Kane Fulton lost hundreds of articles when the publication he wrote for changed their CMS. His work was gone for good and Kane immediately started to look for a solution that would make sure this would never happen to him again.
Hi Kane, thanks for agreeing to share your experience with Authory so far. Please tell us a little bit about your background in writing and marketing.
Before becoming a tech writer, I ran an online music website in my early 20s and spent a lot of time pointing a dictaphone in musicians’ faces. Free CDs and gigs can’t pay the rent, so I switched focus to my other passion — tech — in the hope of carving a proper career out of writing.
After university, I secured internships at CNET UK and the Yorkshire Post, and after racking up a few bylines I convinced Computer Weekly to allow me to contribute to its business tech blog. Following, I landed my first proper journalism gig at Information Age magazine, where I covered the enterprise IT industry.
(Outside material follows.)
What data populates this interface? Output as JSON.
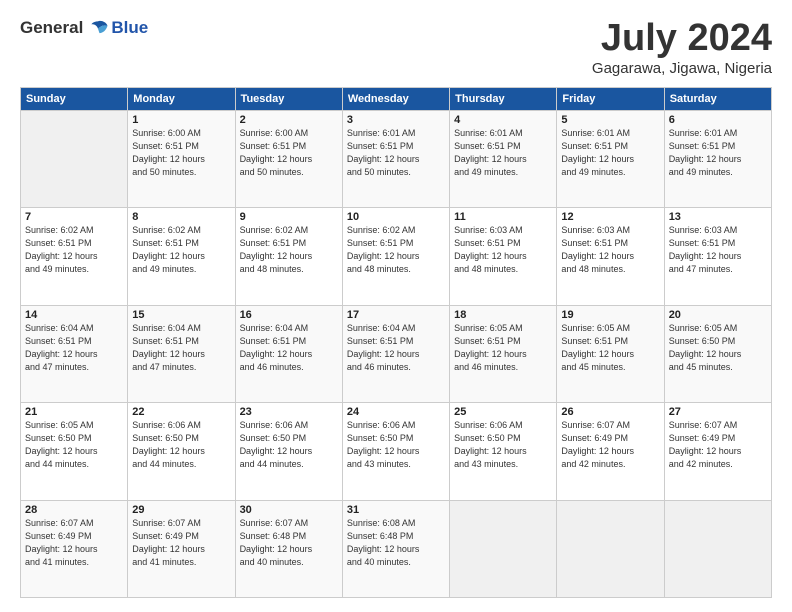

I made the switch from B2B to B2C journalism a few years later when I joined TechRadar as Computing Editor. Keen to write about other areas of tech including entrepreneurship, I joined what would become Tech Nation in 2017 and have been writing about digital tech startups and scaleups ever since.
You have been using Authory for more than a year now. What did you look for initially?
I was sold on Authory as soon as I read its initial premise — that it would backup my online published articles automatically.
I had been manually downloading my articles into Evernote using the Evernote Web Clipper for some time, and I wanted something that would take care of that process automatically. At that point, anything else was a bonus.
“I was sold on Authory as soon as I read its initial premise — that it would backup my online published articles automatically”
I wanted a service that could do this after around 300 articles that I have written for Information Age vanished into the abyss — I assume when they changed CMS. I thought that was a shame because it meant that I could not go back through old articles to look for opportunities to follow up with companies that I had interviewed during my tenure at that publication. I could have avoided that problem by archiving my articles, which is when I looked into Evernote.
And how has Authory worked for you? Have your expectations been fulfilled?
Authory has worked brilliantly as an automatic archiving tool. I particularly like the way it archives all of your published articles and directs visitors to the original publication source while providing access to the original raw text in the back end.
Aside from organising my published articles into different categories, I must confess that I have not made full use of Authory and plan to download my article archives for storing in Google Drive in the future — so I would love to see some kind of automatic integration there.
I also like the way that Authory easily redirects from a domain name — I have kanefulton.com pointing to my Authory page, which then links out to my other profiles (such as social media and my photography website).
You’ve told me that you use Authory as evidence/proof where you’ve been published. Could you explain what exactly that means and how it has worked for you?
Authory came in useful for a very specific use case where I had written around 40 buying guides for a tech publication.
Due to the nature of these articles, which were originally written with SEO in mind, they had been continually updated and added to by various journalists after I had left the company. However, the buying guides still had my byline attached — and this meant that I was still being pitched to by companies who wanted their products adding to them.
At this point, I had the option of emailing the publication and requesting that my name was taken off the articles. However, this would mean that any evidence that I had written them would instantly disappear.
Using Authory, I was able to generate an automatic archive of all of those buying guides that I could access in Authory’s backend. I was then able to ask for my name to be removed from those articles without losing a historical trail of what I had written.
What would you say to your writer colleagues about Authory?
I think anyone who values keeping a historical trail of their published content should consider Authory.
I believe there is value in retaining records of what you have written — from being able to follow up on old ideas that you have covered in the past, to keeping and archiving evidence of your output that you may want to show to future employers. Being able to reflect upon your previous efforts allows you to continuously improve, generate original ideas and keep a record of contacts and interactions.
“Anyone who values keeping a historical trail of their published content should consider Authory”